Sixteen. That’s how many albums J.J. Cale has released in 38 years, counting one live collection and his Grammy-winning collaboration with Eric Clapton, The Road To Escondido. Not exactly a fast clip, but, like his guitar playing, Cale is nothing if not laid-back, never in a hurry. He doesn’t play a lot of notes just for the sake of it, and apparently doesn’t record unless he’s got something to say.
Which is ironic, because he’s made a fortune as a songwriter – equally ironic in itself, because he’s such a fine, distinctive guitar stylist.
Any Cale release is cause for celebration, but with 2004’s To Tulsa And Back, he fleshed out the production more, abandoning his purposelyprimitive “demo” stance. He continues in that vein here, with one-manband studio constructions indistinguishable from full-band sessions with longtime cohorts like bassist Bill Raffensperger, drummer Jim Karstein, rhythm guitarist Christine Lakeland, and keyboardists Walt Richmond and Rocky Frisco. J.J. Cale Roll On Rounder

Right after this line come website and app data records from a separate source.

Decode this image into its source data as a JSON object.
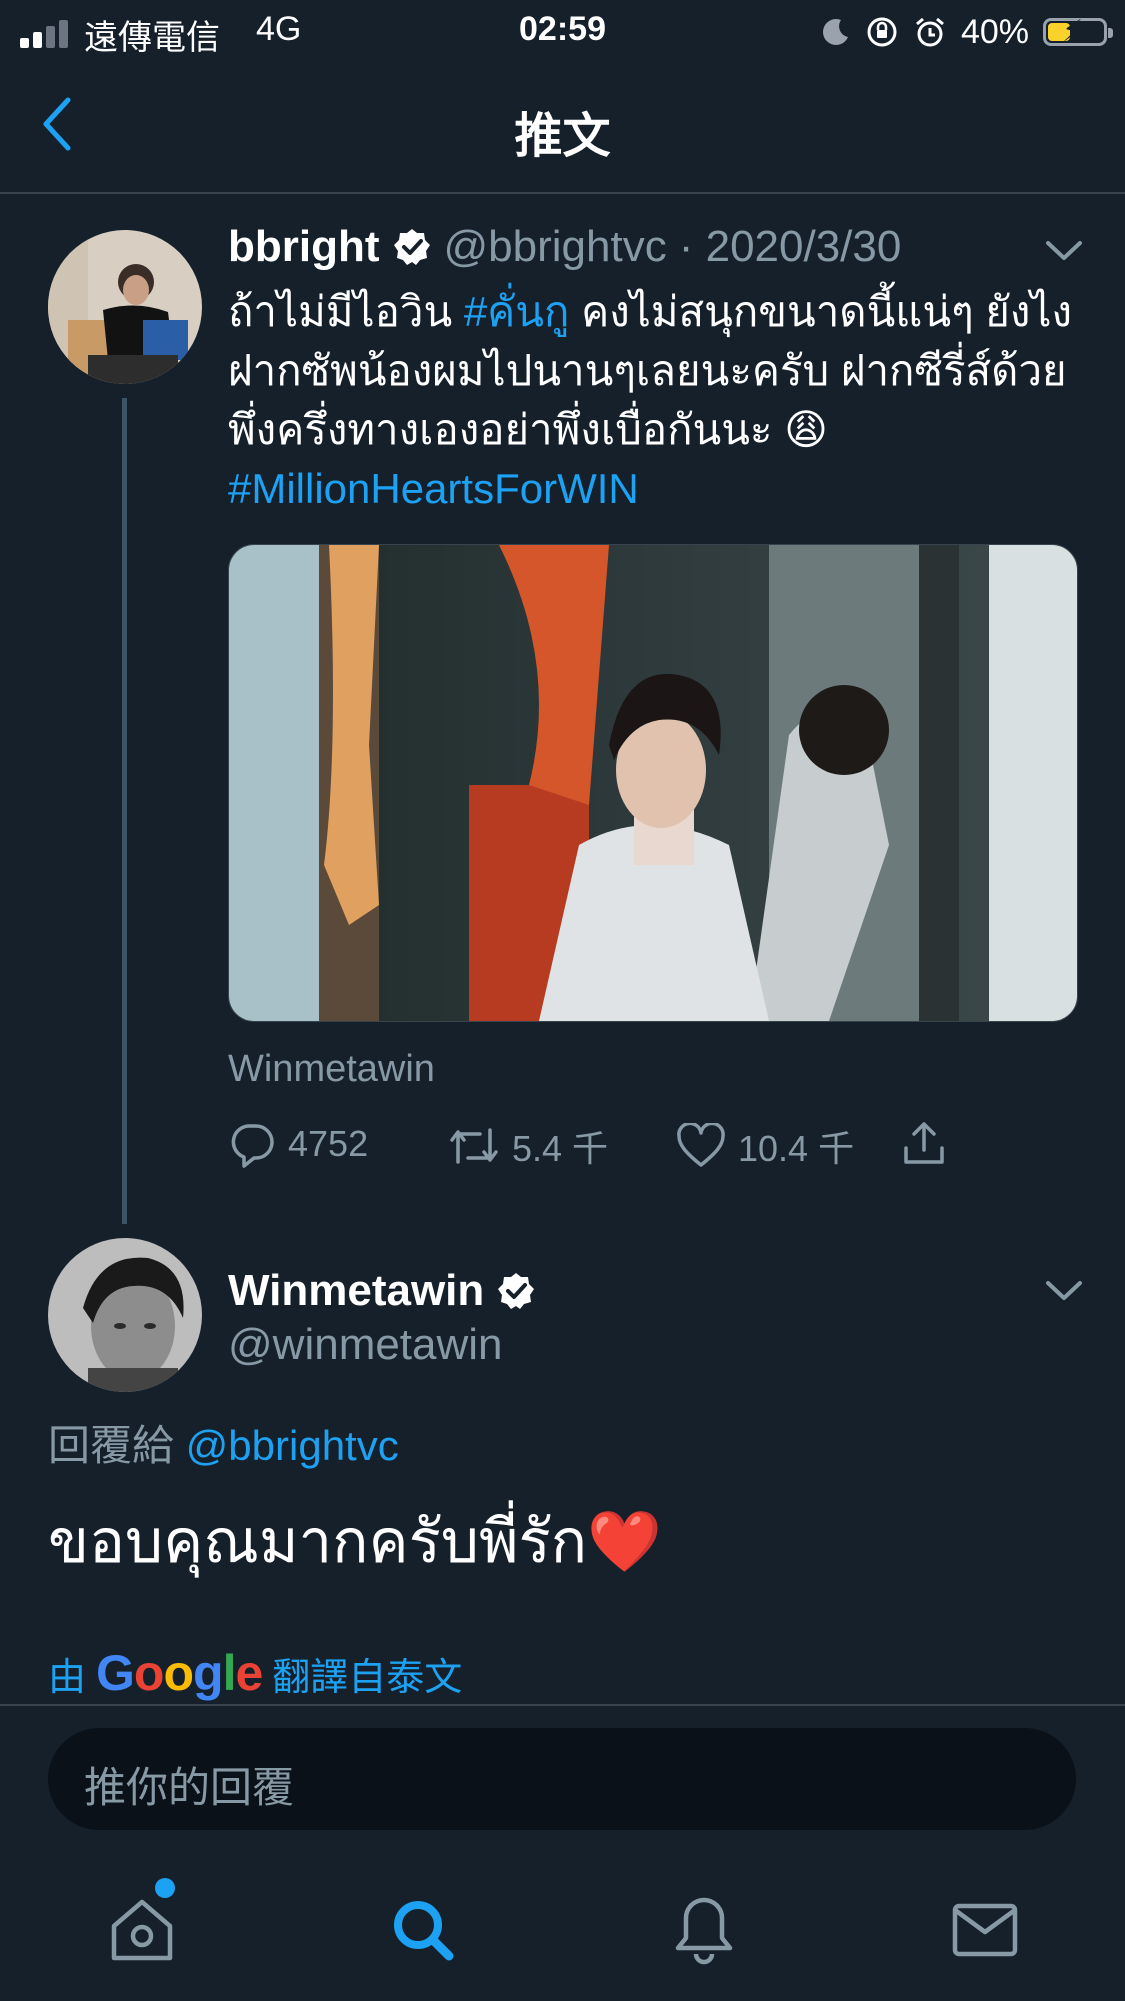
{
  "status_bar": {
    "carrier": "遠傳電信",
    "network": "4G",
    "time": "02:59",
    "battery_percent_text": "40%",
    "battery_level": 0.4
  },
  "header": {
    "title": "推文"
  },
  "tweet": {
    "author_name": "bbright",
    "handle": "@bbrightvc",
    "date": "· 2020/3/30",
    "text_part1": "ถ้าไม่มีไอวิน ",
    "hashtag1": "#คั่นกู",
    "text_part2": " คงไม่สนุกขนาดนี้แน่ๆ ยังไงฝากซัพน้องผมไปนานๆเลยนะครับ ฝากซีรี่ส์ด้วยพึ่งครึ่งทางเองอย่าพึ่งเบื่อกันนะ 😩",
    "hashtag2": "#MillionHeartsForWIN",
    "media_source": "Winmetawin",
    "replies": "4752",
    "retweets": "5.4 千",
    "likes": "10.4 千"
  },
  "reply": {
    "author_name": "Winmetawin",
    "handle": "@winmetawin",
    "reply_to_prefix": "回覆給 ",
    "reply_to_handle": "@bbrightvc",
    "text": "ขอบคุณมากครับพี่รัก❤️",
    "translate_prefix": "由",
    "translate_brand": "Google",
    "translate_suffix": "翻譯自泰文"
  },
  "composer": {
    "placeholder": "推你的回覆"
  },
  "tabs": [
    "home-icon",
    "search-icon",
    "notifications-icon",
    "messages-icon"
  ],
  "colors": {
    "background": "#15202b",
    "accent": "#1da1f2",
    "muted": "#8899a6"
  }
}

At 70, Cale hasn’t lost a step – immediately evidenced by the jazzy opener, “Who Knew.” He addresses aging with the oldtimey “Former Me” and “Bring Down The Curtain.” The latter is a perfect example of Cale’s studio mastery – on the surface, a simple ditty falling somewhere between “Lies” and “Sensitive Kind.” But closer examination reveals a lot going on here, from the lonesome acoustic over an insistent kick drum to myriad layers of guitar subtleties to almost subliminal (but just right) synth string and horn arrangements.
In typically sly Cale fashion, the title-track rocker, featuring his biggest fan, Eric Clapton, doesn’t come until 11 songs into the dozen-song program. He sings, “Ain’t nothing to it, just a little bit of rhythm and blues and rock and roll.” But if it were that simple, there wouldn’t be just one J.J. Cale.
This article originally appeared in VG‘s July. ’09 issue. All copyrights are by the author and Vintage Guitar magazine. Unauthorized replication or use is strictly prohibited.